_WHAT YOU WILL DO_. Copy the records below character for character.

(Data items)
···
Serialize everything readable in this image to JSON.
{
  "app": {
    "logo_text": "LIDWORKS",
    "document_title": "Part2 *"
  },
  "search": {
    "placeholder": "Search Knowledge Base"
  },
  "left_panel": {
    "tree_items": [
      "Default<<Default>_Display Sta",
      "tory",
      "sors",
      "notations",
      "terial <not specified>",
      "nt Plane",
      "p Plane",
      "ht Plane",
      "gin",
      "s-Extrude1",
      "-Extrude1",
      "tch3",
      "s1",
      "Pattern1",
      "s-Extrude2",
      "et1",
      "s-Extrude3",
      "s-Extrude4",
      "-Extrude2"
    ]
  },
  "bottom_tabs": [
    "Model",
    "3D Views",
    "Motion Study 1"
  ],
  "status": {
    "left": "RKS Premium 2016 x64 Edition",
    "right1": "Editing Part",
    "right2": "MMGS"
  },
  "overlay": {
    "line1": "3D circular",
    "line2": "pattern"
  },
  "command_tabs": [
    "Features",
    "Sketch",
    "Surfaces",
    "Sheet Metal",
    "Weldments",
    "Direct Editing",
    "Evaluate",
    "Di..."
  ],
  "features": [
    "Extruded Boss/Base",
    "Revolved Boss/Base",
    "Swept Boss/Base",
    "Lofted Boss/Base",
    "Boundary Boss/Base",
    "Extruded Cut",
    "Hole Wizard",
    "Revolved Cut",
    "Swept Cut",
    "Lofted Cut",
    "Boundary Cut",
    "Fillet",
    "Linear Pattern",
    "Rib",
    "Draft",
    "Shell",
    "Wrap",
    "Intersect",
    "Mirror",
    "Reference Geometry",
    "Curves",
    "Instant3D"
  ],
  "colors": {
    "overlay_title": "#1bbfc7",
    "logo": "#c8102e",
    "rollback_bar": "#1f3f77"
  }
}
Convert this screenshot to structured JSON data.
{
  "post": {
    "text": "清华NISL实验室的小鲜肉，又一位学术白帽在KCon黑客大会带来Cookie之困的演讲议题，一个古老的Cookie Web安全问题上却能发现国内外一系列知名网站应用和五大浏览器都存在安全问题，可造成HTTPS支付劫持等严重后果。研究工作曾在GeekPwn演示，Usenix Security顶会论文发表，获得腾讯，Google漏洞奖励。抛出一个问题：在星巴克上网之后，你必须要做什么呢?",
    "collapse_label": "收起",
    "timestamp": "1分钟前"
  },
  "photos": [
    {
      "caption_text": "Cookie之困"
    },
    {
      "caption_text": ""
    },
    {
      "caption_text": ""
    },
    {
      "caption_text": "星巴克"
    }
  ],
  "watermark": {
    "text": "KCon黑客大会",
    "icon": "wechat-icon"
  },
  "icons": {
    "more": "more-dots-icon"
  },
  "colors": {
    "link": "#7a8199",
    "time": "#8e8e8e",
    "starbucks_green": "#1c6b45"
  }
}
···
_OUTPUT BELOW_.
Serialize everything readable in this image to JSON.
{
  "app": {
    "logo_text": "LIDWORKS",
    "document_title": "Part2 *"
  },
  "search": {
    "placeholder": "Search Knowledge Base"
  },
  "left_panel": {
    "tree_items": [
      "Default<<Default>_Display Sta",
      "tory",
      "sors",
      "notations",
      "terial <not specified>",
      "nt Plane",
      "p Plane",
      "ht Plane",
      "gin",
      "s-Extrude1",
      "-Extrude1",
      "tch3",
      "s1",
      "Pattern1",
      "s-Extrude2",
      "et1",
      "s-Extrude3",
      "s-Extrude4",
      "-Extrude2"
    ]
  },
  "bottom_tabs": [
    "Model",
    "3D Views",
    "Motion Study 1"
  ],
  "status": {
    "left": "RKS Premium 2016 x64 Edition",
    "right1": "Editing Part",
    "right2": "MMGS"
  },
  "overlay": {
    "line1": "3D circular",
    "line2": "pattern"
  },
  "command_tabs": [
    "Features",
    "Sketch",
    "Surfaces",
    "Sheet Metal",
    "Weldments",
    "Direct Editing",
    "Evaluate",
    "Di..."
  ],
  "features": [
    "Extruded Boss/Base",
    "Revolved Boss/Base",
    "Swept Boss/Base",
    "Lofted Boss/Base",
    "Boundary Boss/Base",
    "Extruded Cut",
    "Hole Wizard",
    "Revolved Cut",
    "Swept Cut",
    "Lofted Cut",
    "Boundary Cut",
    "Fillet",
    "Linear Pattern",
    "Rib",
    "Draft",
    "Shell",
    "Wrap",
    "Intersect",
    "Mirror",
    "Reference Geometry",
    "Curves",
    "Instant3D"
  ],
  "colors": {
    "overlay_title": "#1bbfc7",
    "logo": "#c8102e",
    "rollback_bar": "#1f3f77"
  }
}
Convert this screenshot to structured JSON data.
{
  "post": {
    "text": "清华NISL实验室的小鲜肉，又一位学术白帽在KCon黑客大会带来Cookie之困的演讲议题，一个古老的Cookie Web安全问题上却能发现国内外一系列知名网站应用和五大浏览器都存在安全问题，可造成HTTPS支付劫持等严重后果。研究工作曾在GeekPwn演示，Usenix Security顶会论文发表，获得腾讯，Google漏洞奖励。抛出一个问题：在星巴克上网之后，你必须要做什么呢?",
    "collapse_label": "收起",
    "timestamp": "1分钟前"
  },
  "photos": [
    {
      "caption_text": "Cookie之困"
    },
    {
      "caption_text": ""
    },
    {
      "caption_text": ""
    },
    {
      "caption_text": "星巴克"
    }
  ],
  "watermark": {
    "text": "KCon黑客大会",
    "icon": "wechat-icon"
  },
  "icons": {
    "more": "more-dots-icon"
  },
  "colors": {
    "link": "#7a8199",
    "time": "#8e8e8e",
    "starbucks_green": "#1c6b45"
  }
}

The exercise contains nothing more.